• EXERCISE BRIEF: Look through the data for the string "JSON". Copy every line where it is found.

• INFORMATION SHOWN:
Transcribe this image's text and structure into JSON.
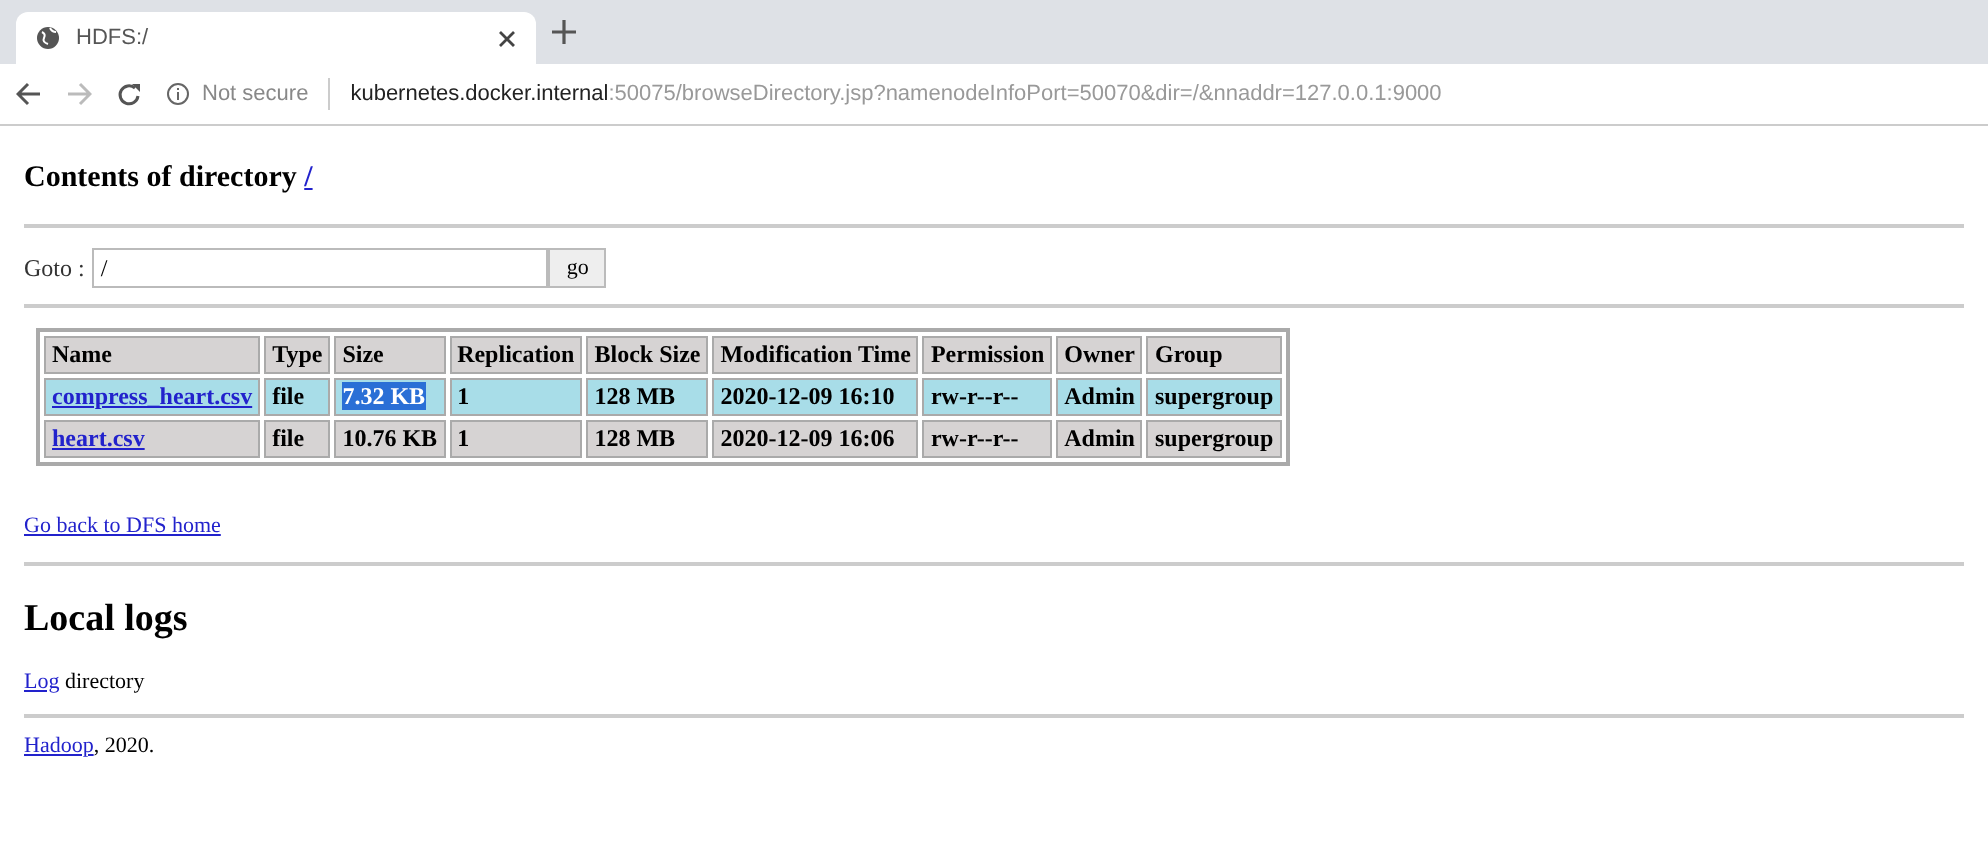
{
  "browser": {
    "tab_title": "HDFS:/",
    "url_security": "Not secure",
    "url_host": "kubernetes.docker.internal",
    "url_rest": ":50075/browseDirectory.jsp?namenodeInfoPort=50070&dir=/&nnaddr=127.0.0.1:9000"
  },
  "heading": {
    "text": "Contents of directory ",
    "link": "/"
  },
  "goto": {
    "label": "Goto :",
    "value": "/",
    "button": "go"
  },
  "table": {
    "columns": [
      "Name",
      "Type",
      "Size",
      "Replication",
      "Block Size",
      "Modification Time",
      "Permission",
      "Owner",
      "Group"
    ],
    "rows": [
      {
        "selected": true,
        "size_highlighted": true,
        "cells": [
          "compress_heart.csv",
          "file",
          "7.32 KB",
          "1",
          "128 MB",
          "2020-12-09 16:10",
          "rw-r--r--",
          "Admin",
          "supergroup"
        ]
      },
      {
        "selected": false,
        "size_highlighted": false,
        "cells": [
          "heart.csv",
          "file",
          "10.76 KB",
          "1",
          "128 MB",
          "2020-12-09 16:06",
          "rw-r--r--",
          "Admin",
          "supergroup"
        ]
      }
    ]
  },
  "back_link": "Go back to DFS home",
  "logs": {
    "title": "Local logs",
    "link": "Log",
    "text": " directory"
  },
  "footer": {
    "link": "Hadoop",
    "text": ", 2020."
  }
}
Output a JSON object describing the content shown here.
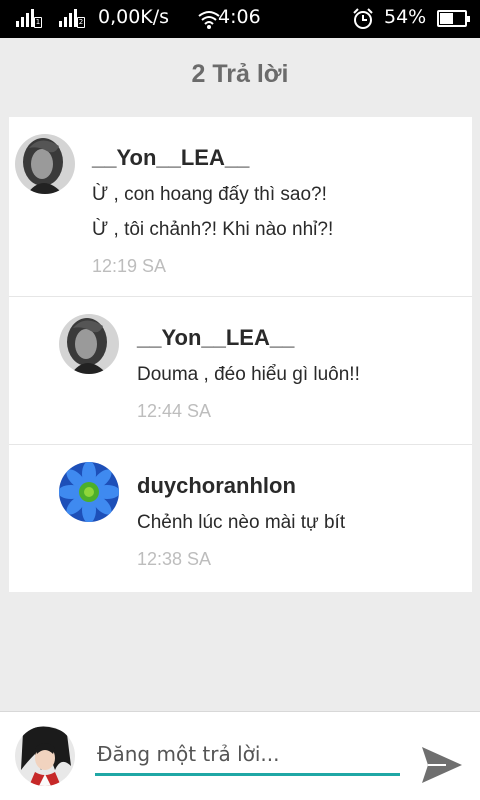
{
  "status_bar": {
    "network_speed": "0,00K/s",
    "time": "4:06",
    "battery": "54%",
    "battery_level": 0.54,
    "sim1_label": "1",
    "sim2_label": "2"
  },
  "header": {
    "title": "2 Trả lời"
  },
  "comments": [
    {
      "author": "__Yon__LEA__",
      "lines": [
        "Ừ , con hoang đấy thì sao?!",
        "Ừ , tôi chảnh?! Khi nào nhỉ?!"
      ],
      "time": "12:19 SA",
      "avatar": "girl-photo"
    },
    {
      "author": "__Yon__LEA__",
      "lines": [
        "Douma , đéo hiểu gì luôn!!"
      ],
      "time": "12:44 SA",
      "avatar": "girl-photo"
    },
    {
      "author": "duychoranhlon",
      "lines": [
        "Chẻnh lúc nèo mài tự bít"
      ],
      "time": "12:38 SA",
      "avatar": "blue-flower-photo"
    }
  ],
  "composer": {
    "placeholder": "Đăng một trả lời...",
    "send_icon": "send-icon",
    "accent_color": "#1fa7a5"
  }
}
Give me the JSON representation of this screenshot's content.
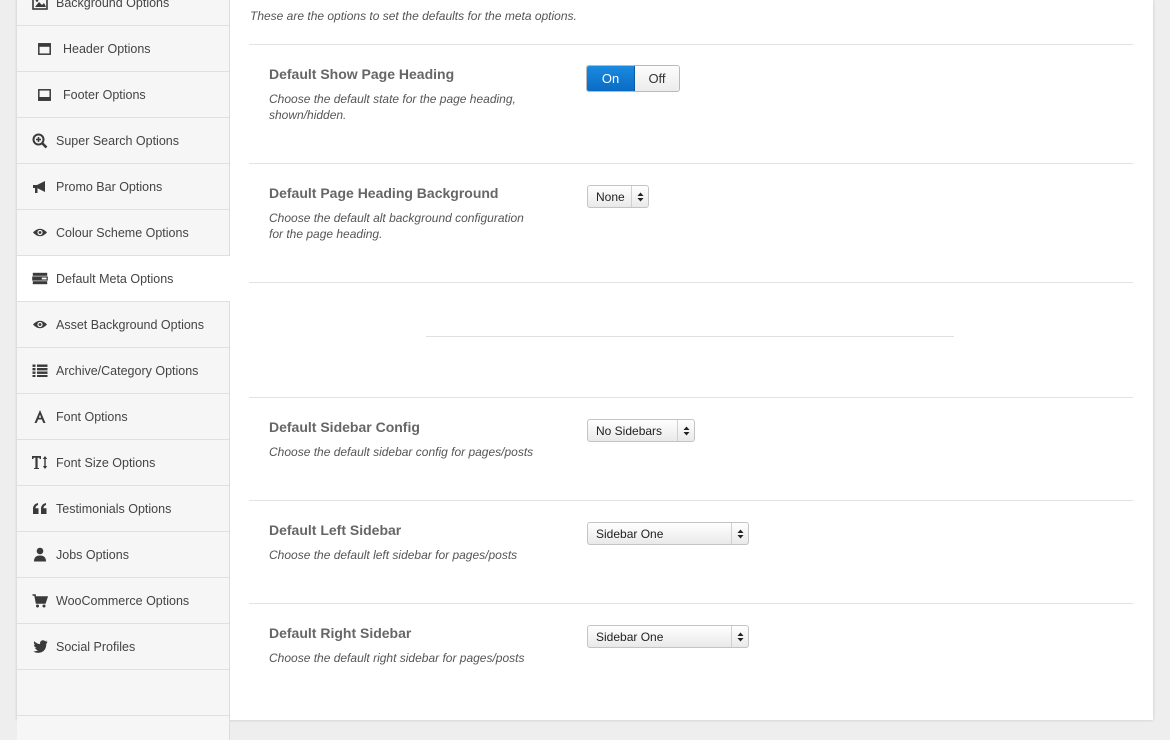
{
  "sidebar": {
    "items": [
      {
        "label": "Background Options",
        "icon": "image-icon"
      },
      {
        "label": "Header Options",
        "icon": "header-window-icon"
      },
      {
        "label": "Footer Options",
        "icon": "footer-window-icon"
      },
      {
        "label": "Super Search Options",
        "icon": "zoom-in-icon"
      },
      {
        "label": "Promo Bar Options",
        "icon": "megaphone-icon"
      },
      {
        "label": "Colour Scheme Options",
        "icon": "eye-icon"
      },
      {
        "label": "Default Meta Options",
        "icon": "tasks-icon"
      },
      {
        "label": "Asset Background Options",
        "icon": "eye-icon"
      },
      {
        "label": "Archive/Category Options",
        "icon": "list-icon"
      },
      {
        "label": "Font Options",
        "icon": "font-icon"
      },
      {
        "label": "Font Size Options",
        "icon": "text-height-icon"
      },
      {
        "label": "Testimonials Options",
        "icon": "quote-icon"
      },
      {
        "label": "Jobs Options",
        "icon": "user-icon"
      },
      {
        "label": "WooCommerce Options",
        "icon": "cart-icon"
      },
      {
        "label": "Social Profiles",
        "icon": "twitter-icon"
      }
    ],
    "active_index": 6
  },
  "main": {
    "intro": "These are the options to set the defaults for the meta options.",
    "options": {
      "show_heading": {
        "title": "Default Show Page Heading",
        "desc_line1": "Choose the default state for the page heading,",
        "desc_line2": "shown/hidden.",
        "on_label": "On",
        "off_label": "Off",
        "value": "On"
      },
      "heading_bg": {
        "title": "Default Page Heading Background",
        "desc_line1": "Choose the default alt background configuration",
        "desc_line2": "for the page heading.",
        "value": "None"
      },
      "sidebar_config": {
        "title": "Default Sidebar Config",
        "desc": "Choose the default sidebar config for pages/posts",
        "value": "No Sidebars"
      },
      "left_sidebar": {
        "title": "Default Left Sidebar",
        "desc": "Choose the default left sidebar for pages/posts",
        "value": "Sidebar One"
      },
      "right_sidebar": {
        "title": "Default Right Sidebar",
        "desc": "Choose the default right sidebar for pages/posts",
        "value": "Sidebar One"
      }
    }
  },
  "colors": {
    "toggle_on": "#0a6bc4",
    "sidebar_bg": "#f6f6f6",
    "active_bg": "#ffffff"
  }
}
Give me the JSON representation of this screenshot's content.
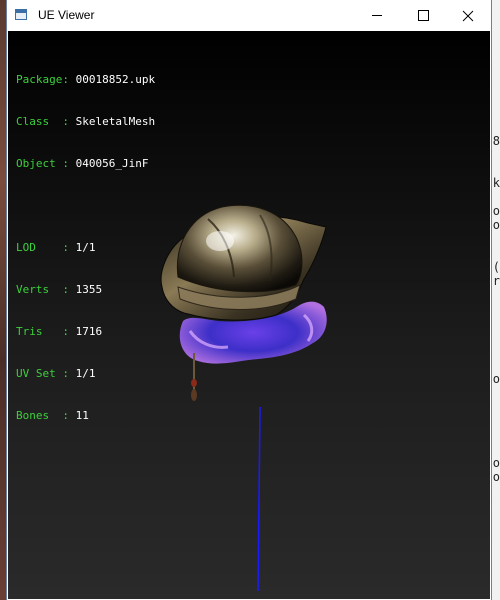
{
  "window": {
    "title": "UE Viewer",
    "icon": "app-window-icon"
  },
  "titlebar_buttons": {
    "minimize_icon": "minimize-icon",
    "maximize_icon": "maximize-icon",
    "close_icon": "close-icon"
  },
  "info": {
    "object_block": [
      {
        "label": "Package:",
        "value": "00018852.upk"
      },
      {
        "label": "Class  :",
        "value": "SkeletalMesh"
      },
      {
        "label": "Object :",
        "value": "040056_JinF"
      }
    ],
    "mesh_block": [
      {
        "label": "LOD    :",
        "value": "1/1"
      },
      {
        "label": "Verts  :",
        "value": "1355"
      },
      {
        "label": "Tris   :",
        "value": "1716"
      },
      {
        "label": "UV Set :",
        "value": "1/1"
      },
      {
        "label": "Bones  :",
        "value": "11"
      }
    ]
  },
  "colors": {
    "label_green": "#3cd03c",
    "value_white": "#ffffff",
    "viewport_dark": "#000000",
    "bone_line_blue": "#1a1aff"
  },
  "background_right_glyphs": [
    "8",
    "k",
    "o",
    "o",
    "(",
    "r",
    "o",
    "o",
    "o"
  ]
}
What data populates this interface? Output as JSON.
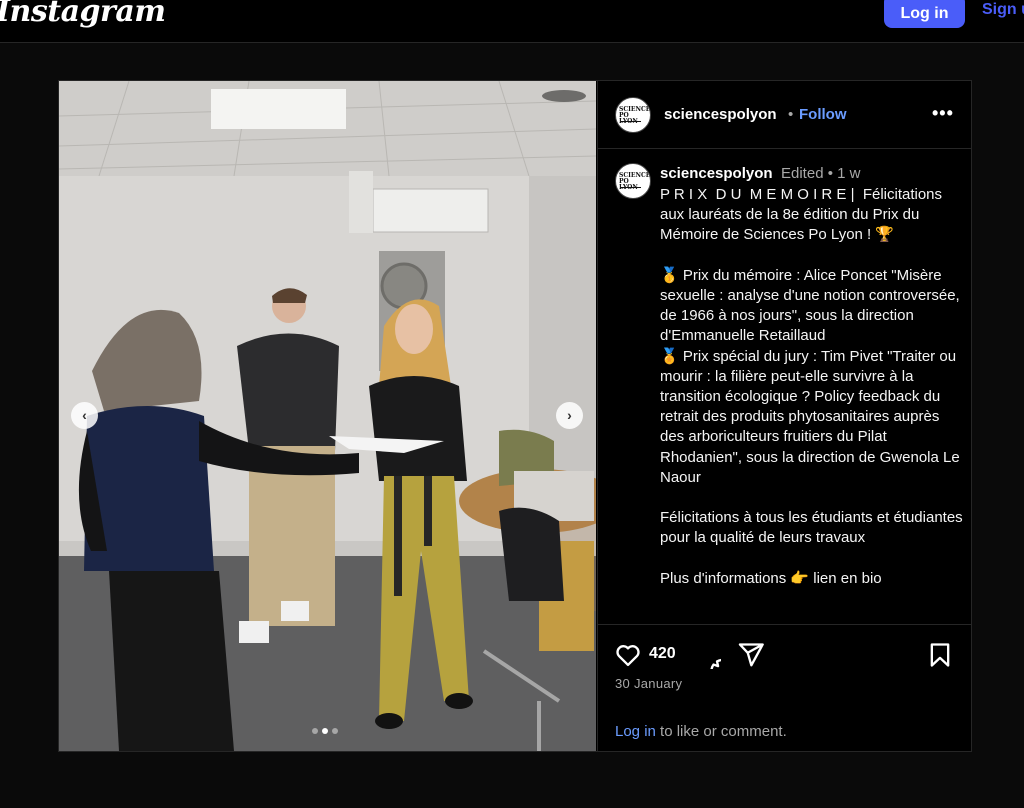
{
  "topbar": {
    "logo": "Instagram",
    "login_label": "Log in",
    "signup_label": "Sign up"
  },
  "post": {
    "username": "sciencespolyon",
    "separator": "•",
    "follow_label": "Follow",
    "more_label": "•••",
    "avatar_text": "SCIENCES PO LYON",
    "edited_meta": "Edited  •  1 w",
    "caption": "P R I X  D U  M E M O I R E |  Félicitations aux lauréats de la 8e édition du Prix du Mémoire de Sciences Po Lyon ! 🏆\n\n🥇 Prix du mémoire : Alice Poncet \"Misère sexuelle : analyse d'une notion controversée, de 1966 à nos jours\", sous la direction d'Emmanuelle Retaillaud\n🏅 Prix spécial du jury : Tim Pivet \"Traiter ou mourir : la filière peut-elle survivre à la transition écologique ? Policy feedback du retrait des produits phytosanitaires auprès des arboriculteurs fruitiers du Pilat Rhodanien\", sous la direction de Gwenola Le Naour\n\nFélicitations à tous les étudiants et étudiantes pour la qualité de leurs travaux\n\nPlus d'informations 👉 lien en bio",
    "like_count": "420",
    "date": "30 January",
    "login_link": "Log in",
    "login_suffix": " to like or comment.",
    "carousel": {
      "slides": 3,
      "active": 1
    },
    "prev_label": "‹",
    "next_label": "›"
  },
  "colors": {
    "accent": "#4a5df9",
    "link": "#6b9cff",
    "background": "#000000",
    "muted": "#a8a8a8"
  },
  "icons": [
    "heart-icon",
    "comment-icon",
    "share-icon",
    "bookmark-icon",
    "more-icon",
    "chevron-left-icon",
    "chevron-right-icon"
  ]
}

• WRITTEN RESPONSE:
Transcribe this image's text and structure into JSON.
Output a JSON object describing the content shown here.
Give me the JSON representation of this screenshot's content.
Give me the JSON representation of this screenshot's content.
What data populates this interface? Output as JSON.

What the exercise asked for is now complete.